Laura Fraser originally played Jessica Brody in the pilot but was replaced by Morena Baccarin before the first airing.
For some of his more physical scenes, Rupert Friend (Quinn) underwent training in Krav Maga, a highly effective Israeli military system of self-defense.
Chris Chalk (Tom Walker) appeared in an episode of Law & Order (1990) (season 14) as a character called Tom Walker.
The sixth season was filmed in the run-up to the 2016 Presidential election between Donald Trump and Hillary Clinton. The producers were predicting a victory for Clinton, so Elizabeth Marvel was cast as the President-elect to parallel current events. When Trump unexpectedly won the election, creator Alex Gansa chose not to re-shoot, as the series is ultimately a work of fiction. Given the storyline (a new president, a transfer of power), the season premiered three months later than usual (in January), placing it directly between the actual election and inauguration.
Commencing with Season 6 / Episode 2, the pre-credits sequence opens with uncredited audio commentary by poet Gil Scott-Heron ("The first revolution is when you change your mind about how you look at things ..."), journalist Jeremy Scahill ("The brutality against protesters, the para-militarization of law enforcement..."), journalist Glenn Greenwald ("... the system of indefinite detention ..."), Jason Chaffetz (R-UT), Inspector General of the Intelligence Community Charles McCullough, etc.
Makram Khoury who plays Samir Khalil, was on the original Israeli homeland series Prisoners of War (2009)
In season 3, Claire Danes's character asks an FBI agent sarcastically: "You know how Romeo and Juliet ends right?". Claire Daines was cast as Juliet in Baz Lurhman's version of Romeo+Juliet alongside Leonardo DiCaprio.
Joan Allen was offered a role on season 4. She turned it down because they were shooting in South Africa, and Allen didn't want to miss her daughter's first year of college.
Morena Baccarin and Damian Lewis's characters are supposed to be the same age. In real life, Lewis is 8 years older than Baccarin.
Diego Klattenhoff (Mike Faber), Amir Arison (Prince Farid), and Jason Warner Butler (Paul Franklin), were all on The Blacklist (2013).

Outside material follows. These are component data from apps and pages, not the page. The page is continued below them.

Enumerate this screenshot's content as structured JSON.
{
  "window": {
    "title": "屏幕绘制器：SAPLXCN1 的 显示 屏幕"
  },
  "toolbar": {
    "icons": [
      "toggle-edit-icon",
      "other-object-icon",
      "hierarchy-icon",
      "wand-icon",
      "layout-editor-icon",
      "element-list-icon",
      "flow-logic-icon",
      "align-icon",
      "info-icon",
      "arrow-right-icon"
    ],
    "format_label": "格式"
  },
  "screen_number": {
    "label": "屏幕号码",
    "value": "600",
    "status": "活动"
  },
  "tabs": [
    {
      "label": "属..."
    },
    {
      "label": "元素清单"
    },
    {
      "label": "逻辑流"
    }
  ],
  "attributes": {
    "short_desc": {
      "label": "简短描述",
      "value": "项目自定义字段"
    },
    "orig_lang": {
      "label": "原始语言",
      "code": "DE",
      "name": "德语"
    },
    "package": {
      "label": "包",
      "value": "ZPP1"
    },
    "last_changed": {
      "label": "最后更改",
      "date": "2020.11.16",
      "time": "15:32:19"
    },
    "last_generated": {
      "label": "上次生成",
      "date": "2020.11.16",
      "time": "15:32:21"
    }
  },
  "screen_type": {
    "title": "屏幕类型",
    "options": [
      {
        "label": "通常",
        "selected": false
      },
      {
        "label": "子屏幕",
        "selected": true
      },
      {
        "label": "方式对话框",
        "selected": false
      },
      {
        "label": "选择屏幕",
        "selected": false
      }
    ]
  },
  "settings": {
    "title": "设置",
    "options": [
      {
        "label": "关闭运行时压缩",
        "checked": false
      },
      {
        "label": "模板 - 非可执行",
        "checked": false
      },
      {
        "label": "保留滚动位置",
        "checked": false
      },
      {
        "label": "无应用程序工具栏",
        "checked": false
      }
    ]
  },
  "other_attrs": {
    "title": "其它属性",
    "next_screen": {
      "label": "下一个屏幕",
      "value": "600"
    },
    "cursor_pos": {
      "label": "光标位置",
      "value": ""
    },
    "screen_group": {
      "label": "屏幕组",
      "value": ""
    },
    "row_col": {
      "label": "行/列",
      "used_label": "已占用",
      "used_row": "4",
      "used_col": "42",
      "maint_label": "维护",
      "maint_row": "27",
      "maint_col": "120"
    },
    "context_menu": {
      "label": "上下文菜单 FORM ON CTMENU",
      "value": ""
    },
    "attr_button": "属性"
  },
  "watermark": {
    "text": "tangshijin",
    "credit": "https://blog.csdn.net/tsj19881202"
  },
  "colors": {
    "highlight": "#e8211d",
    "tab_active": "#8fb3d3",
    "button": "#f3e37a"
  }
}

The eccentric character Brett O'Keefe (Jake Weber) is apparently inspired by talk show host and conspiracy theorist Alex Jones of Infowars TV and radio based in Austin, Texas.
Mandy Patinkin was nominated for the 2018 Emmy Award in the Supporting Actor in a Drama Series category for his role as Saul Berenson in Homeland (2011), but lost to Peter Dinklage from Game of Thrones (2011).
The character of Brett O'Keefe (played by Jake Weber) was originally going to appear in the second half of season 6, but when his story-line proved to be timely with the Donald Trump administration, a few scenes extra were shot to edit him into episode 2, so his presence would be known sooner.
In the pilot episode when SGT Brody is at Andrews AFB, the military turboprop aircraft in the background is and OV-1D Mohawk U.S. Army surveillance aircraft. They were last operational in 1996.
Elizabeth Marvel, who portrays President Elizabeth Keane here, is an alumni player on almost all of the Dick Wolfe based productions shows, including the Law and Order franchise. Linus Roache, who plays Chief of Staff David Wellington, worked with Elizabeth on two separate occasions, on L.&O. in 2008 and 09.
This series was not the first joint venture for Mandy Patinkin and F. Murray Abraham as both had co-starred over 30 years earlier in The Big Fix (1978).
Actor Mandy Patinkin has been called out numerous times about the content of the series. Due to mentally damaging reasons he left Criminal Minds during it's third season. Others called him out due to Homeland being just as violent as Criminal Minds.